* Exercise
For the word "Modenese", give the number of lines in these entries that contain it, with nothing else.
Start of Block
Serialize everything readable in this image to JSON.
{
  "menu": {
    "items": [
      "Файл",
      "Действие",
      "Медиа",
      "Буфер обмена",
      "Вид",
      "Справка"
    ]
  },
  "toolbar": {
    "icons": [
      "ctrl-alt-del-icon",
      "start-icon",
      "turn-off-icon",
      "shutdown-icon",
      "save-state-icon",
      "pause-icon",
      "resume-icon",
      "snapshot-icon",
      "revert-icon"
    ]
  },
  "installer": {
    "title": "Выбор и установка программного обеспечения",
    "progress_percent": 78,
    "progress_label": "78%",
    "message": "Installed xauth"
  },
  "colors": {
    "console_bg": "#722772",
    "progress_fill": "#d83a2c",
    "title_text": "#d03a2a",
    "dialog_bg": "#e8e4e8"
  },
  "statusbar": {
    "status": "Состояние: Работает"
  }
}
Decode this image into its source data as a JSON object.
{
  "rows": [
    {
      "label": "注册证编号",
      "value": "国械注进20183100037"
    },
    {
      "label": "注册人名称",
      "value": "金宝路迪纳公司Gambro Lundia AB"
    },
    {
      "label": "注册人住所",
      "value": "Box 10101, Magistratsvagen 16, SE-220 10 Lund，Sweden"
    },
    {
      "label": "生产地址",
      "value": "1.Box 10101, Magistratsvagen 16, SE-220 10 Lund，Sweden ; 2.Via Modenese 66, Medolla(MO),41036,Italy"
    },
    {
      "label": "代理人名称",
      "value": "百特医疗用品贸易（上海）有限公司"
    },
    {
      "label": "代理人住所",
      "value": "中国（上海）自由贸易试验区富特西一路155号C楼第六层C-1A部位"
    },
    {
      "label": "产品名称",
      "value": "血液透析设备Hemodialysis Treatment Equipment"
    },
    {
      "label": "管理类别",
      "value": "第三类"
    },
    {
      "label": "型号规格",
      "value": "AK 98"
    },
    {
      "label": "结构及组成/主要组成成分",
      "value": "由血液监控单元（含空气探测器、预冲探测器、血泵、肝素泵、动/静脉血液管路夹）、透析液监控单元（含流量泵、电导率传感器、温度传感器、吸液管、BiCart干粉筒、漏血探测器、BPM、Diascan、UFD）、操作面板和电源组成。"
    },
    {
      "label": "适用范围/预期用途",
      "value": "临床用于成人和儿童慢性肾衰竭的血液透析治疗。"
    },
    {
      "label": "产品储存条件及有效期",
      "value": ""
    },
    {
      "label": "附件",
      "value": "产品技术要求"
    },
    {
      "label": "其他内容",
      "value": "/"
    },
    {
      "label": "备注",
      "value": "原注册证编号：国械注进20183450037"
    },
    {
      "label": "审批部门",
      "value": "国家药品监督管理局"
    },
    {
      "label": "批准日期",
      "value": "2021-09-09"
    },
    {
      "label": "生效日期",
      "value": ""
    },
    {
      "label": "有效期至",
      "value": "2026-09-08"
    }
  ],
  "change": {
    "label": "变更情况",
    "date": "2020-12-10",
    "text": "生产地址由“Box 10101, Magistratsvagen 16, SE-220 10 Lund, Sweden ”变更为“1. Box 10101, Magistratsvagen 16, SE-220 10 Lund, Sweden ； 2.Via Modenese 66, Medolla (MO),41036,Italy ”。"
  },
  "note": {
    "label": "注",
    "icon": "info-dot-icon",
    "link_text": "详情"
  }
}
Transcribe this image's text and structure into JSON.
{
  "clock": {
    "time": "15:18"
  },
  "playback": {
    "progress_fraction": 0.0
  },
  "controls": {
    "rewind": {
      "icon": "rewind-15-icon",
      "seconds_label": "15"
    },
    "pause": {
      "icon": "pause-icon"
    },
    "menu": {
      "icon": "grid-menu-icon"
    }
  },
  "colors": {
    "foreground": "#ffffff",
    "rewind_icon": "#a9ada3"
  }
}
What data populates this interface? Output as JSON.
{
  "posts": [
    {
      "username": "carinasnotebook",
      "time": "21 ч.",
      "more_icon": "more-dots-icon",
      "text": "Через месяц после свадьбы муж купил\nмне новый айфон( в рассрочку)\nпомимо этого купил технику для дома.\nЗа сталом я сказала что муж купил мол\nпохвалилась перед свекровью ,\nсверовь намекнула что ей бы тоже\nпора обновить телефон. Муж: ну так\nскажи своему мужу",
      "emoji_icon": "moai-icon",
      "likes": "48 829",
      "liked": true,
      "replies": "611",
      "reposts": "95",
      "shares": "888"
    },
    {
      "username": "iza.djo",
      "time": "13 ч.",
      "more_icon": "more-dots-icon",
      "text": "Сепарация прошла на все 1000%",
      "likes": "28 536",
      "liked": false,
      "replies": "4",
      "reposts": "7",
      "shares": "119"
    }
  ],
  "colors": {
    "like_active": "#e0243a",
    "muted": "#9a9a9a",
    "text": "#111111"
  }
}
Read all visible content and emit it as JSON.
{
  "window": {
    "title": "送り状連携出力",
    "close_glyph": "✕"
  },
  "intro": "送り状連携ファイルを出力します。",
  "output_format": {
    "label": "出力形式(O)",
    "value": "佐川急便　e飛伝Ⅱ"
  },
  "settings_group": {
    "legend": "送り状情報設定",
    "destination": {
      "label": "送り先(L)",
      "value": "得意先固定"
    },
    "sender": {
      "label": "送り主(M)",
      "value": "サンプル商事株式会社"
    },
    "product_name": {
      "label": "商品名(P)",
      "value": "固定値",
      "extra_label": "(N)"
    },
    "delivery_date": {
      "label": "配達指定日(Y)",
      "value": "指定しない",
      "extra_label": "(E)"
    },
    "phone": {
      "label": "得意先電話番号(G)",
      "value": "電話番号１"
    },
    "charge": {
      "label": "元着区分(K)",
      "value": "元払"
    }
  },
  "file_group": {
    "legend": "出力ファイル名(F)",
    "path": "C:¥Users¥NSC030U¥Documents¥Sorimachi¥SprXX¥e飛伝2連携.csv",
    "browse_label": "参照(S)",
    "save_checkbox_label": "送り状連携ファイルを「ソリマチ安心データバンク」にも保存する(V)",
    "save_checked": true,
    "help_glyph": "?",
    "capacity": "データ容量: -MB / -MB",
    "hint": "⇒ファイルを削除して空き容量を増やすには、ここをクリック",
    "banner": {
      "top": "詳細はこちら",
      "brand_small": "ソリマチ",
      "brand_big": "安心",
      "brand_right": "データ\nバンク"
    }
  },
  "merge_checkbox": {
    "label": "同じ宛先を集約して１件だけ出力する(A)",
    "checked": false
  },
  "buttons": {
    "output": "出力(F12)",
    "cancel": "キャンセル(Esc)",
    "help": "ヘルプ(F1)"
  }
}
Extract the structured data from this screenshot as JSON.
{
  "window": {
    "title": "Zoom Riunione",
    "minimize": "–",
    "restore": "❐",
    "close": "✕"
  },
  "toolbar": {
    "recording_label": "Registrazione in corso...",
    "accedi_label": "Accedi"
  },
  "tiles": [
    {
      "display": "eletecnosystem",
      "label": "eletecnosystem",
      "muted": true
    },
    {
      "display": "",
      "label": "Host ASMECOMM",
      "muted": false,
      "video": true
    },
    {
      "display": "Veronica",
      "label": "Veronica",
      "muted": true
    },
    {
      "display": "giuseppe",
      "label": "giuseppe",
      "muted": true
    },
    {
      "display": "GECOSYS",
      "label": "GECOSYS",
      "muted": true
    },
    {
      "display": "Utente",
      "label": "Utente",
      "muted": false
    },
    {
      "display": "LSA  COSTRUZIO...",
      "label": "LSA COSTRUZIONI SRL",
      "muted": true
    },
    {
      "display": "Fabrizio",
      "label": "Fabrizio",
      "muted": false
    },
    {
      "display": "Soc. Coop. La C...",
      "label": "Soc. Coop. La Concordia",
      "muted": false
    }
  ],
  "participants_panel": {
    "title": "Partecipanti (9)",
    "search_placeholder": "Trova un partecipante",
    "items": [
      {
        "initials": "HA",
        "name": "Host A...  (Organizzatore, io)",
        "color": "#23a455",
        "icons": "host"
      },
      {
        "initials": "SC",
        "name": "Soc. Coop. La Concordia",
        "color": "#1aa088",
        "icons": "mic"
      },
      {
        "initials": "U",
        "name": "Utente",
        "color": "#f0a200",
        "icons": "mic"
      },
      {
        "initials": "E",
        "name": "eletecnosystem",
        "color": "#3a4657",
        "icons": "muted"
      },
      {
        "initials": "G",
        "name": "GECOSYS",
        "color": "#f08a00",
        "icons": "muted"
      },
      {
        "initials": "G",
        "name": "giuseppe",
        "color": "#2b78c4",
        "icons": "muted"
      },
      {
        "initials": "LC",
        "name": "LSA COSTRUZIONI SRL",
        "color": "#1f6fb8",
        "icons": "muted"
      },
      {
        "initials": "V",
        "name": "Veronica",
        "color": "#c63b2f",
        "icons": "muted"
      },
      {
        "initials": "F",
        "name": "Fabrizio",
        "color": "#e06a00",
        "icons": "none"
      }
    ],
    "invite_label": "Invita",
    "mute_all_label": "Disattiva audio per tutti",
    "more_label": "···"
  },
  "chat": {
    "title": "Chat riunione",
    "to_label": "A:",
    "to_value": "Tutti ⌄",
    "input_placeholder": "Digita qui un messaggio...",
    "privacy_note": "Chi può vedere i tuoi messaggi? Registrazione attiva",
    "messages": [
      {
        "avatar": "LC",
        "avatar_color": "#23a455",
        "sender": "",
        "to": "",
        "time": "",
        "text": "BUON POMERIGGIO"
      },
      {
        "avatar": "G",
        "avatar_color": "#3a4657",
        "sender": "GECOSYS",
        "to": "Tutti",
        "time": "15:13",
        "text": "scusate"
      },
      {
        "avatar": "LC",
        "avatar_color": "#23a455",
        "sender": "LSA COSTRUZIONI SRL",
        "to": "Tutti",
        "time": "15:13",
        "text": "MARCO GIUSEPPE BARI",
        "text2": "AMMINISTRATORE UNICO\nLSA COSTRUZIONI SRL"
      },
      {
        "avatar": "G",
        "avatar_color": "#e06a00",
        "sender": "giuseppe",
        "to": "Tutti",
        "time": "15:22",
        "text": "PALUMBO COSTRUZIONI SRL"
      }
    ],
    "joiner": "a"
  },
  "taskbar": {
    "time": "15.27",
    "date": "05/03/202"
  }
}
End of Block
* Answer space
2